One Million Metre Rowing Challenge - February Begins
, 3 min reading time
, 3 min reading time

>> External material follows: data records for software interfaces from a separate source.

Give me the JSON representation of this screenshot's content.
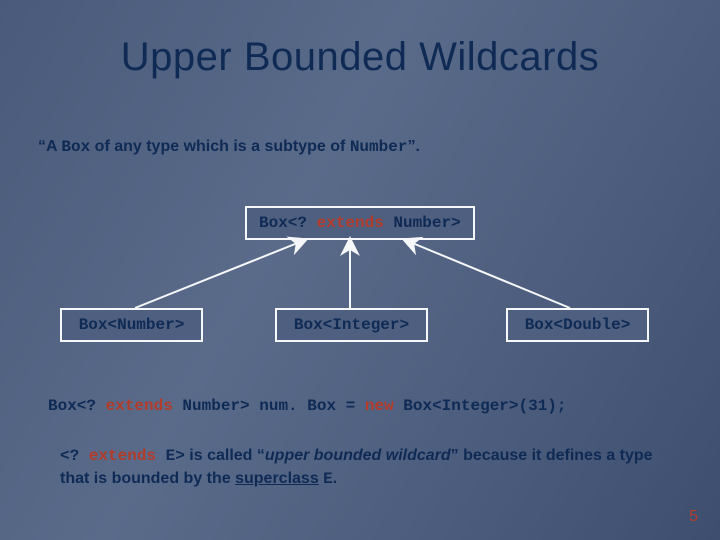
{
  "title": "Upper Bounded Wildcards",
  "sentence": {
    "q1": "“A ",
    "box": "Box",
    "mid": " of any type which is a subtype of ",
    "num": "Number",
    "q2": "”."
  },
  "parent": {
    "pre": "Box<? ",
    "kw": "extends",
    "post": " Number>"
  },
  "children": {
    "number": "Box<Number>",
    "integer": "Box<Integer>",
    "double": "Box<Double>"
  },
  "codeline": {
    "p1": "Box<? ",
    "kw1": "extends",
    "p2": " Number> num. Box = ",
    "kw2": "new",
    "p3": " Box<Integer>(31);"
  },
  "explain": {
    "e1": "<? ",
    "kw": "extends",
    "e2": " E>",
    "e3": " is called “",
    "ital": "upper bounded wildcard",
    "e4": "” because it defines a type that is bounded by the ",
    "under": "superclass",
    "e5": " ",
    "mono2": "E",
    "e6": "."
  },
  "page": "5"
}
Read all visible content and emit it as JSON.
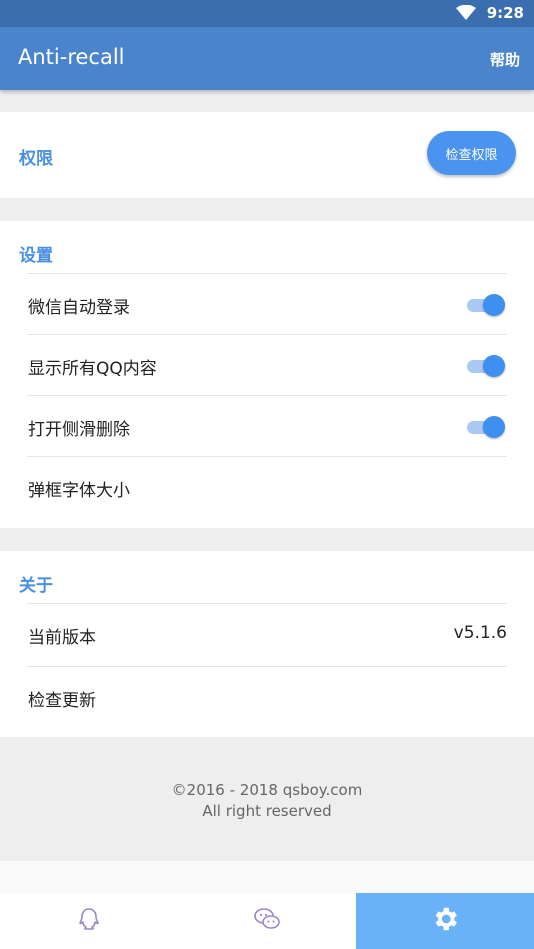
{
  "status_bar": {
    "time": "9:28",
    "wifi_icon": "wifi-icon"
  },
  "app_bar": {
    "title": "Anti-recall",
    "help_label": "帮助"
  },
  "permission": {
    "label": "权限",
    "check_button": "检查权限"
  },
  "settings": {
    "title": "设置",
    "items": [
      {
        "label": "微信自动登录",
        "toggle": true
      },
      {
        "label": "显示所有QQ内容",
        "toggle": true
      },
      {
        "label": "打开侧滑删除",
        "toggle": true
      },
      {
        "label": "弹框字体大小"
      }
    ]
  },
  "about": {
    "title": "关于",
    "version_label": "当前版本",
    "version_value": "v5.1.6",
    "update_label": "检查更新"
  },
  "footer": {
    "copyright": "©2016 - 2018 qsboy.com",
    "rights": "All right reserved"
  },
  "bottom_nav": {
    "items": [
      {
        "icon": "qq-icon",
        "active": false
      },
      {
        "icon": "wechat-icon",
        "active": false
      },
      {
        "icon": "gear-icon",
        "active": true
      }
    ]
  },
  "colors": {
    "primary": "#4a84cd",
    "accent": "#4a90e2",
    "nav_active": "#6ab2f7"
  }
}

Our pains and challenge though is nothing compared to the crews attempting the Taliskar Atlantic Challenge, rowing approximately 3000 miles which is just under 5,000,000 metres, through storms, huge swells and desperate sea sickness. The winners....January ends and we are now a 1/3rd of the way though our challenge of rowing 1,ooo,ooo metres by the end of March. It has been incredibly hard to maintain focus, as the cold dark nights try to sap any remaining enthusiasm. The blisters, bum sores and armpit chaffing have abated which is small comfort, no it is very comforting but the target still seems a very long way away. Nick and I both passed the 340,000m mark by the end of January which took us beyond the 1/3rd way mark in distance. The difficult month will be February though as we only have 29 days to row, we have factored in at least 4 days off but still need to row an incredible 13333 just to stay on target. Nick has created a boredom busting entertainment system to take his mind off the rowing. He is currently rowing in excess of 14,000 each row to ensure he stays on track as he has a few days away from the machine during February due to training away days. The clever use of an Ipad holder, bolted to the rowing machine means he can stream films and shows whilst rowing. I tried this but, cannot where glasses when rowing so can only see the screen during half of the row so, i will stick with the music. Our pains and challenge though is nothing compared to the crews attempting the Taliskar Atlantic Challenge, rowing approximately 3000 miles which is just under 5,000,000 metres, through storms, huge swells and desperate sea sickness. The winners of the race were Ocean Reunion, their 4 man crew completed the challenge in a record 37 days 9 hours and 12 minutes, around 80 miles per day (128 Kilometres). For us that would be at least 10 hours rowing without any of the other challenging factors to compete with. Spare a thought though for solo rower Steve Murphy who has just passed half way in his boat, Atlantic Endurance. Steve has over 1400 NM to go and is currently rowing around 40 NM per day so, he is still on target to finish before the 90 day cut off. With no assistance apart from radio contact and the obligatory safety equipment, we can only imagine the pain he is going through. When you set off you have to have enough food for the entire journey so the intake of food is vital to survive, as it would be very easy to take on too much early on and leave you with nothing for the final push. Fresh drinking water is created by removing the salt crystals through de-salination as one person needs at least 1000 litres of water, which would be impossible to take with you. Finally the 4 man crew of Ocean Reunion would have rowed in 2 hour shifts, non stop. While half the team row, the other half slept, eating and working on inevitable boat maintenance such as , removing the barnacles from the bottom of the boat. On Atlantic Endurance he would do this on his own. To donate to Steve's charity please go to his donation page at Virgin Money Giving. Oh yes, I have not responded to Nick's suggestion we complete 4 million in 12 months, as i do not wish to offend.